*Task objective*
In your copy, include every record exactly and no pictures.

☆ ☆ ☆ ☆ ☆ ☆ ☆

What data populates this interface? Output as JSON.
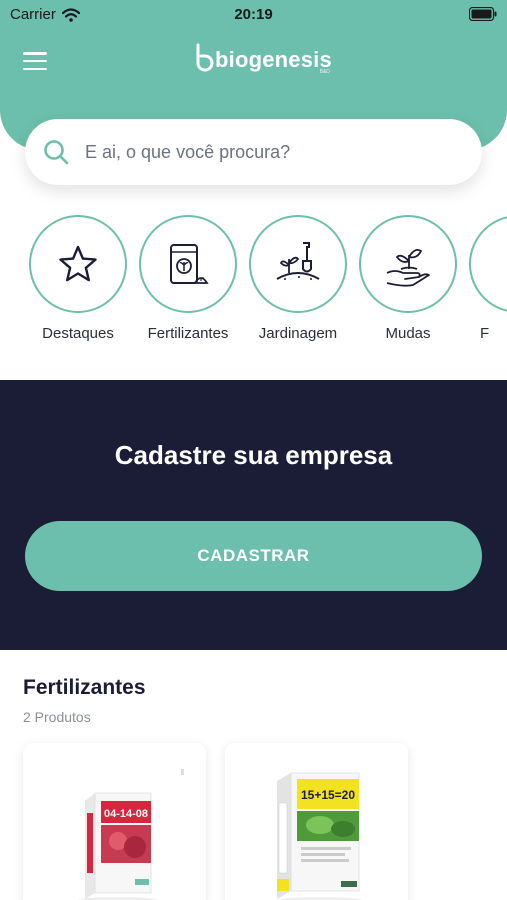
{
  "status_bar": {
    "carrier": "Carrier",
    "time": "20:19"
  },
  "header": {
    "logo_text": "biogenesis",
    "logo_sub": "B&D",
    "menu_icon": "hamburger-icon"
  },
  "search": {
    "placeholder": "E ai, o que você procura?",
    "value": ""
  },
  "categories": [
    {
      "label": "Destaques",
      "icon": "star-icon"
    },
    {
      "label": "Fertilizantes",
      "icon": "fertilizer-bag-icon"
    },
    {
      "label": "Jardinagem",
      "icon": "shovel-plant-icon"
    },
    {
      "label": "Mudas",
      "icon": "seedling-hand-icon"
    },
    {
      "label": "F",
      "icon": "partial-icon"
    }
  ],
  "banner": {
    "title": "Cadastre sua empresa",
    "button_label": "CADASTRAR"
  },
  "section": {
    "title": "Fertilizantes",
    "count": "2 Produtos"
  },
  "products": [
    {
      "label": "04-14-08",
      "band_color": "#d7263d"
    },
    {
      "label": "15+15=20",
      "band_color": "#f2e21f"
    }
  ],
  "colors": {
    "primary": "#6cbfac",
    "banner": "#1b1d36"
  }
}
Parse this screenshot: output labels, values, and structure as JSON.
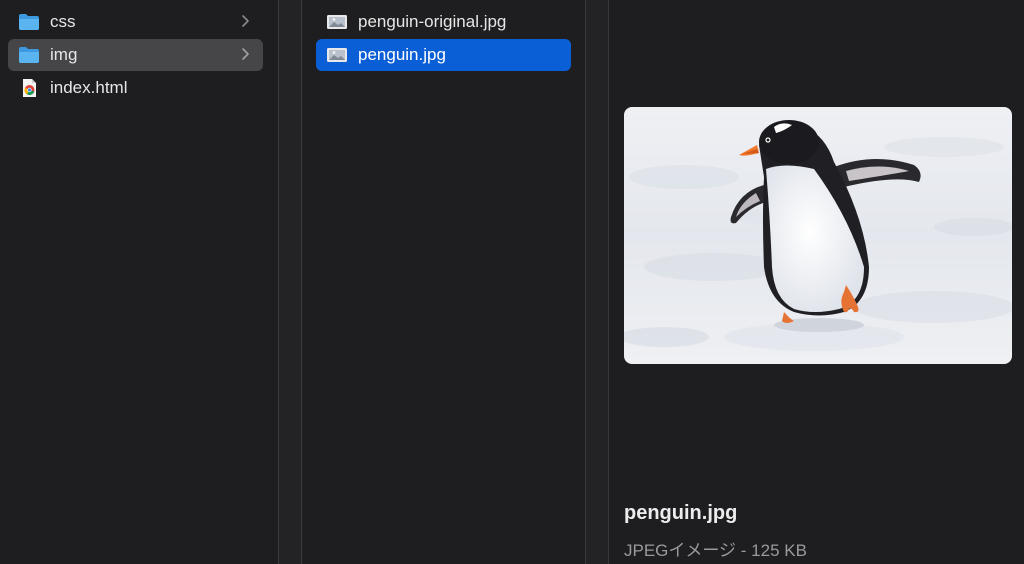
{
  "column1": {
    "items": [
      {
        "label": "css",
        "icon": "folder-icon",
        "has_children": true
      },
      {
        "label": "img",
        "icon": "folder-icon",
        "has_children": true
      },
      {
        "label": "index.html",
        "icon": "chrome-html-icon",
        "has_children": false
      }
    ]
  },
  "column2": {
    "items": [
      {
        "label": "penguin-original.jpg",
        "icon": "image-file-icon"
      },
      {
        "label": "penguin.jpg",
        "icon": "image-file-icon"
      }
    ]
  },
  "preview": {
    "image_alt": "penguin-photo",
    "filename": "penguin.jpg",
    "kind": "JPEGイメージ - 125 KB"
  },
  "colors": {
    "background": "#1e1e20",
    "selection": "#0a5fd6",
    "hover": "#464648",
    "folder": "#5ab4f0"
  }
}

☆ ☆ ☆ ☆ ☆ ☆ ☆

*Result of the exercise*
What data populates this interface? Output as JSON.
{
  "status_bar": {
    "carrier": "Carrier",
    "time": "20:19"
  },
  "header": {
    "logo_text": "biogenesis",
    "logo_sub": "B&D",
    "menu_icon": "hamburger-icon"
  },
  "search": {
    "placeholder": "E ai, o que você procura?",
    "value": ""
  },
  "categories": [
    {
      "label": "Destaques",
      "icon": "star-icon"
    },
    {
      "label": "Fertilizantes",
      "icon": "fertilizer-bag-icon"
    },
    {
      "label": "Jardinagem",
      "icon": "shovel-plant-icon"
    },
    {
      "label": "Mudas",
      "icon": "seedling-hand-icon"
    },
    {
      "label": "F",
      "icon": "partial-icon"
    }
  ],
  "banner": {
    "title": "Cadastre sua empresa",
    "button_label": "CADASTRAR"
  },
  "section": {
    "title": "Fertilizantes",
    "count": "2 Produtos"
  },
  "products": [
    {
      "label": "04-14-08",
      "band_color": "#d7263d"
    },
    {
      "label": "15+15=20",
      "band_color": "#f2e21f"
    }
  ],
  "colors": {
    "primary": "#6cbfac",
    "banner": "#1b1d36"
  }
}
Parse this screenshot: output labels, values, and structure as JSON.
{
  "column1": {
    "items": [
      {
        "label": "css",
        "icon": "folder-icon",
        "has_children": true
      },
      {
        "label": "img",
        "icon": "folder-icon",
        "has_children": true
      },
      {
        "label": "index.html",
        "icon": "chrome-html-icon",
        "has_children": false
      }
    ]
  },
  "column2": {
    "items": [
      {
        "label": "penguin-original.jpg",
        "icon": "image-file-icon"
      },
      {
        "label": "penguin.jpg",
        "icon": "image-file-icon"
      }
    ]
  },
  "preview": {
    "image_alt": "penguin-photo",
    "filename": "penguin.jpg",
    "kind": "JPEGイメージ - 125 KB"
  },
  "colors": {
    "background": "#1e1e20",
    "selection": "#0a5fd6",
    "hover": "#464648",
    "folder": "#5ab4f0"
  }
}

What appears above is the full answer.